For the entries below, state how many lines include the string "icon", and write nothing besides that number.

SUPPLIED RECORDS =>
★ ★ ★

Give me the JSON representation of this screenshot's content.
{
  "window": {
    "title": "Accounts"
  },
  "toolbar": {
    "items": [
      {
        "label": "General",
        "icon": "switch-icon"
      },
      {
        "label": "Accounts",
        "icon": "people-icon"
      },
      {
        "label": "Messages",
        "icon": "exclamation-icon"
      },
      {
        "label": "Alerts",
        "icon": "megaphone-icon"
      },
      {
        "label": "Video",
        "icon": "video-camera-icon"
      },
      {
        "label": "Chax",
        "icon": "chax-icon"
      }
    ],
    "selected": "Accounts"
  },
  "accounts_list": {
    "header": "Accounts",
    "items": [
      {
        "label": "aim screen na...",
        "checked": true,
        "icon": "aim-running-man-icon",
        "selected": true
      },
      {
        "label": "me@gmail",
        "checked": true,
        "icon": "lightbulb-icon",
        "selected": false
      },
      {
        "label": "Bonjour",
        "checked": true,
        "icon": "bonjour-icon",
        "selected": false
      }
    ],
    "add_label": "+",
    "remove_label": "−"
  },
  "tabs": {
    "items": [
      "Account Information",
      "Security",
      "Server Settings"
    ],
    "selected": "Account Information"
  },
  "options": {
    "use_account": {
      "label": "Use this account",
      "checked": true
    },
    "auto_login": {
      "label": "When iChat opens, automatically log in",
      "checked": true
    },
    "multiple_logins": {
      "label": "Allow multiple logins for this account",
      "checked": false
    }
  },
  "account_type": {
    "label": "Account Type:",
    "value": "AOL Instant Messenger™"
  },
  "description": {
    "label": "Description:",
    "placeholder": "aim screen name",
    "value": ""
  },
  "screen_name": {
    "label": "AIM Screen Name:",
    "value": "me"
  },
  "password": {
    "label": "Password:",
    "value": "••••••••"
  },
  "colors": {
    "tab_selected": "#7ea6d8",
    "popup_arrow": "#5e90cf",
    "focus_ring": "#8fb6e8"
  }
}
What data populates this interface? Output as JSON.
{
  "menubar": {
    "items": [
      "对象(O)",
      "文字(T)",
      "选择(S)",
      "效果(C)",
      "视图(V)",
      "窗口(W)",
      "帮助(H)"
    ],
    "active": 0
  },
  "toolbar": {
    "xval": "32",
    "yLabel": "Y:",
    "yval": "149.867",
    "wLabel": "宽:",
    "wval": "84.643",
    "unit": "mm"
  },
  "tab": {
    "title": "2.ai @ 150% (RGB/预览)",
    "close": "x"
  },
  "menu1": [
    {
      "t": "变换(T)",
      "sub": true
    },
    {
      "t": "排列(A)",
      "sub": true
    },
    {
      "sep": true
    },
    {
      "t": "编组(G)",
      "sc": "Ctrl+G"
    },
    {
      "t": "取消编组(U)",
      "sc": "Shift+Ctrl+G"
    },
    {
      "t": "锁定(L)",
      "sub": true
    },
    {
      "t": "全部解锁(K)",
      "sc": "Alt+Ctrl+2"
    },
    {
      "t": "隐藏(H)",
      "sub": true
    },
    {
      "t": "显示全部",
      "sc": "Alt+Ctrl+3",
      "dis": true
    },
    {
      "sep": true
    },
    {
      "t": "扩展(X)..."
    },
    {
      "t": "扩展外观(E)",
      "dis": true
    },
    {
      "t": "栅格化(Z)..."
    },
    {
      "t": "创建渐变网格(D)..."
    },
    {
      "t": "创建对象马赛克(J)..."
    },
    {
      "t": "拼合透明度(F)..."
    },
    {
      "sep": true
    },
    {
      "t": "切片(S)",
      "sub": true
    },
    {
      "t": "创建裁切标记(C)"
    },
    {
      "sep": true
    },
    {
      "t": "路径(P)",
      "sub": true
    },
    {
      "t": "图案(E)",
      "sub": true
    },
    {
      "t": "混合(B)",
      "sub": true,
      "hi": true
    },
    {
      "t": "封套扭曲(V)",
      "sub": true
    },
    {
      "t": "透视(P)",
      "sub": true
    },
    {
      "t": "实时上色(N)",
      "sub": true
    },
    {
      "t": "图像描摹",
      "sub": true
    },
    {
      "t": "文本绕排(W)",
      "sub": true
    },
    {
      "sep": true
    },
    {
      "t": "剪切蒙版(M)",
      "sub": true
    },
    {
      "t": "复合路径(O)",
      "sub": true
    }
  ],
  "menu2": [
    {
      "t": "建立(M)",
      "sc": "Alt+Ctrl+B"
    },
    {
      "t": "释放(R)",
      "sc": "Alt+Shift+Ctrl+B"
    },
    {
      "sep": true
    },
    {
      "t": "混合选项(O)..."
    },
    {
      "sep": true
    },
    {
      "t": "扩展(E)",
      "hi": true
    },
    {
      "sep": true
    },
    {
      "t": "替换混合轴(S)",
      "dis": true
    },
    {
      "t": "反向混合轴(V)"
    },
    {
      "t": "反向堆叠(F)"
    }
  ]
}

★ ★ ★

WRITTEN SOLUTION => 9